### [Input for this task]
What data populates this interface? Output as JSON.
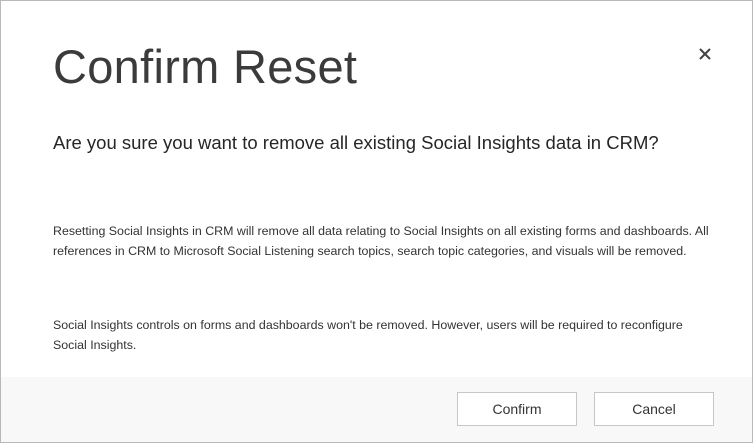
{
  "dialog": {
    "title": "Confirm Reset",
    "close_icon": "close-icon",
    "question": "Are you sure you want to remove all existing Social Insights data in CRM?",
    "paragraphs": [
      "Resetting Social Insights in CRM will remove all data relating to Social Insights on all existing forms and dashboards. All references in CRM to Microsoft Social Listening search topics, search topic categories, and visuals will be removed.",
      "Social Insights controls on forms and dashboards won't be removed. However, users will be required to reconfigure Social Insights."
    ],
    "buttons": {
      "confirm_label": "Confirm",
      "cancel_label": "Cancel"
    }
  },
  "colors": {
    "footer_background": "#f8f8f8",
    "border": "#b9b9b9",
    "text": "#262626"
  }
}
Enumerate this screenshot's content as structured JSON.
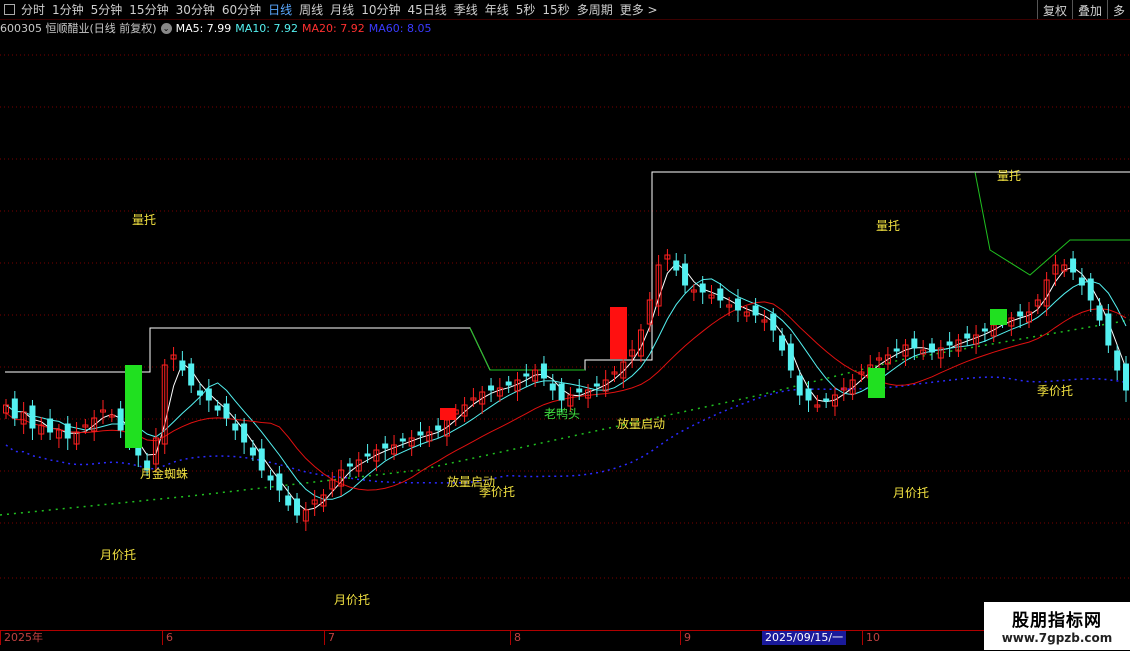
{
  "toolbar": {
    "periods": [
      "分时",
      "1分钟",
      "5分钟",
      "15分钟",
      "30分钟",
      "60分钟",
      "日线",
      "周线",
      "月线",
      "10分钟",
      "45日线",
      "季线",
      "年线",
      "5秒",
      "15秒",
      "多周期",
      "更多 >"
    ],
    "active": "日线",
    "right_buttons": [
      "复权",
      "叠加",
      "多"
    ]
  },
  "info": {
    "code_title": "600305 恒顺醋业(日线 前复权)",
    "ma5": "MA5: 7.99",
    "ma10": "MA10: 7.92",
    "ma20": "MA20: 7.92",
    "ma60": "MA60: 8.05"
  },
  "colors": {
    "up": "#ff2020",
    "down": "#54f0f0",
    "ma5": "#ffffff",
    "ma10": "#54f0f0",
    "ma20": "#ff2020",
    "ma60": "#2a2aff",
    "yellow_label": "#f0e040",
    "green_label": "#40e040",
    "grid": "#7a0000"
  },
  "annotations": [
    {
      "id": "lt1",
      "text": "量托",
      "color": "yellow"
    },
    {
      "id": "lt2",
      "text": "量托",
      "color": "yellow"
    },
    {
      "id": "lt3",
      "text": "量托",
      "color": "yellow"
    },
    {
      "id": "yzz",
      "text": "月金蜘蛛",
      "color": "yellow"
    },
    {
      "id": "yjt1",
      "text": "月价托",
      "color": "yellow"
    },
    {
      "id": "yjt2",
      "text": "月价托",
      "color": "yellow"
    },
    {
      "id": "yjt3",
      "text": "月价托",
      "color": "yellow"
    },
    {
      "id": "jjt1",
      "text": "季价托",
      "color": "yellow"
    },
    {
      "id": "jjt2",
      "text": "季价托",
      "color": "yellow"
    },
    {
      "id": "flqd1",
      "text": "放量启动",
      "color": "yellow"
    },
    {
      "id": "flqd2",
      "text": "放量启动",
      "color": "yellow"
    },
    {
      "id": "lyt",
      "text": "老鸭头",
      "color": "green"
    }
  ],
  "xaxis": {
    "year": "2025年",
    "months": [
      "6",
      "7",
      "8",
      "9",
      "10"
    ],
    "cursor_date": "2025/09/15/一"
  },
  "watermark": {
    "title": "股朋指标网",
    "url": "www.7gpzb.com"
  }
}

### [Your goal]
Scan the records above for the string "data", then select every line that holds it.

### [Written response]
What data populates this interface? Output as JSON.
    "question": "Are you sure you want to remove all existing Social Insights data in CRM?",
      "Resetting Social Insights in CRM will remove all data relating to Social Insights on all existing forms and dashboards. All references in CRM to Microsoft Social Listening search topics, search topic categories, and visuals will be removed.",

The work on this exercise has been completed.